McGinn was his usual tenacious self in the middle of the park. The former Hibs man was desperately unlucky to see a powerful drive in the first half cannon off the post. An “if only that had gone in” type of moment…
James Chester impressed too on his return to the club where he wasn’t considered good enough under Tony Pulis. Chester has blossomed at Villa and delivered a suitably solid display. Concerns do though remain about his knee, with the skipper visibly working the joint at every opportunity when the ball went dead as the game went on.
There is real rhythm to our play, it’s suddenly a pleasure to watch Villa, finally, largely pondering how me might next conjure an opportunity to hurt the opposition.
This is what, in part, makes the draw all the more annoying. There are always areas for improvement.
Defensively we are not quite up to shape.
One can’t help but wonder if Elmohamady shades Hutton in terms of completeness. Hutton, a consummate trier, is prone to positional lapses. This was again evidenced in the build up to Albion’s first goal as he struggled for pace, recovered, only to find himself sprawled out and dispossessed.
Tammy Abraham, who despite his prolific return in terms of goals, will reflect on two glorious wasted opportunities to put us out of sight.
The first saw him tangle his own legs when only needing to slot in to make the game 3-1. A glaring miss. The second was a harder chance, as a headed effort was spurned after good work from the Man of The Match, El Ghazi.
So perhaps it’s what we already know? We must be tighter at the back. The fact we have the fifth leakiest defence in the division is something that needs to be addressed. This perhaps makes missed chances all the more important; but we still shouldn’t miss them.
So what about the Rodrigues handball to gift Albion a draw?
In the modern game, it shouldn’t happen. Indeed, in the traditional game, it shouldn’t either.
As listener’s of the My Old Man Said podcast will know, my ticket for the game was in the Albion end. Perhaps it was karma that I should be sat about ten feet away from where Jay Rodrigues handled the ball into the back of the net? Whilst our allegiances might be different, nobody in the ground could believe that goal was given.
The most baffling thing was that even if the referee was unsighted (which it appears he was), his assistant had a clear and completely unobstructed view of the incident. It wasn’t a slight touch, it wasn’t deft. It was an absolutely clear as day handball, irrelevant of what Rodrigues’ intent was. Hand. Ball.

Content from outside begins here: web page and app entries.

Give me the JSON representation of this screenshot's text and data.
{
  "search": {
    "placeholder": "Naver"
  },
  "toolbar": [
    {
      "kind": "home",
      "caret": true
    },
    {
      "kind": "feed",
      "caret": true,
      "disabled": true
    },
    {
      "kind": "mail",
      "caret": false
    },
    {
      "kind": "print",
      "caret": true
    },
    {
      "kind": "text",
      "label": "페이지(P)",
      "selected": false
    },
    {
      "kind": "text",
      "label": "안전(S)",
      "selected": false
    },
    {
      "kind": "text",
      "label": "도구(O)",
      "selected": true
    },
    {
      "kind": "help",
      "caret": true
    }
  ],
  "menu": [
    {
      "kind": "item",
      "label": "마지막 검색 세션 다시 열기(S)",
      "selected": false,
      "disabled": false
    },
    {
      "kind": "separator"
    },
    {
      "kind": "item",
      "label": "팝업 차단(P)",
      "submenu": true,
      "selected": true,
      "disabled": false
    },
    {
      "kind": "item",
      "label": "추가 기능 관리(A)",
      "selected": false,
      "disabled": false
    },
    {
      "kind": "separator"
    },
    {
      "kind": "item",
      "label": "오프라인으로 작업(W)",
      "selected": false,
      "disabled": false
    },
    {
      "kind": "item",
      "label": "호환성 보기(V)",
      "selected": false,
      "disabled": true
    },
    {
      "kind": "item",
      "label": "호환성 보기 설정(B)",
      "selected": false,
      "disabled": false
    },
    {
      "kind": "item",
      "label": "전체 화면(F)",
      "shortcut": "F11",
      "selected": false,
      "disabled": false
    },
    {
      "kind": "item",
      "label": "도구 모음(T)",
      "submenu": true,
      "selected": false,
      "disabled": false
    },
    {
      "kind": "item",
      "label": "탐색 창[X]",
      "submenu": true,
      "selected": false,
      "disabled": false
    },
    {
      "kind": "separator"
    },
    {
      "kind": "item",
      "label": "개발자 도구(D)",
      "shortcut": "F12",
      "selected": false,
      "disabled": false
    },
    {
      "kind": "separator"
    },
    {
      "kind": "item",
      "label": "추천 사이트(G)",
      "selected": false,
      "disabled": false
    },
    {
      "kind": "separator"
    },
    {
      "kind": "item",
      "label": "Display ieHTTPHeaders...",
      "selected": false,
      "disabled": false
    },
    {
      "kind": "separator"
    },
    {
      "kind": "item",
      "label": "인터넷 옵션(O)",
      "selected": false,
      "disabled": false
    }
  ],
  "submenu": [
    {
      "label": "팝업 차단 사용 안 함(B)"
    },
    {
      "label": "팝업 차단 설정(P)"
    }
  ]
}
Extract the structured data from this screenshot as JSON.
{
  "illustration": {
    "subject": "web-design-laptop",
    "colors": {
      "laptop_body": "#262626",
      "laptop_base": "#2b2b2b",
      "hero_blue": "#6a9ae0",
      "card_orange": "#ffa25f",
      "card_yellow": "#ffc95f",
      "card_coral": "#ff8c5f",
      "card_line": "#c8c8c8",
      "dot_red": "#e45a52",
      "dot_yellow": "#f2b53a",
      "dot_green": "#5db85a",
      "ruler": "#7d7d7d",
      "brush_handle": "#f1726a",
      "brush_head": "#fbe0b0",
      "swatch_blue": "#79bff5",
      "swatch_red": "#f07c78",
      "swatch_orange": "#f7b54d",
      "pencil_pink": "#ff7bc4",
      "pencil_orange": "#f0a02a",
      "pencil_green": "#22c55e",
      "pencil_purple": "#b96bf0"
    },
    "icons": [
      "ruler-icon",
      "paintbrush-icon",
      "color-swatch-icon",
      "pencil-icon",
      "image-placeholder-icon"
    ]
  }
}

As supporters we will go away rightly aggrieved. Albion fans will of course lament their good fortune. As Villa fans, given that we have been masters of our own downfall as a club for so long, it somehow feels worse to be on the end of a truly dreadful officiating decision.
Whilst we are in good shape to move on from it, one can’t help but ponder what difference two stolen points might have upon our season. At this stage it’s not worth thinking about. Our efforts are best channelled into maintaining our good run, form and momentum up the table.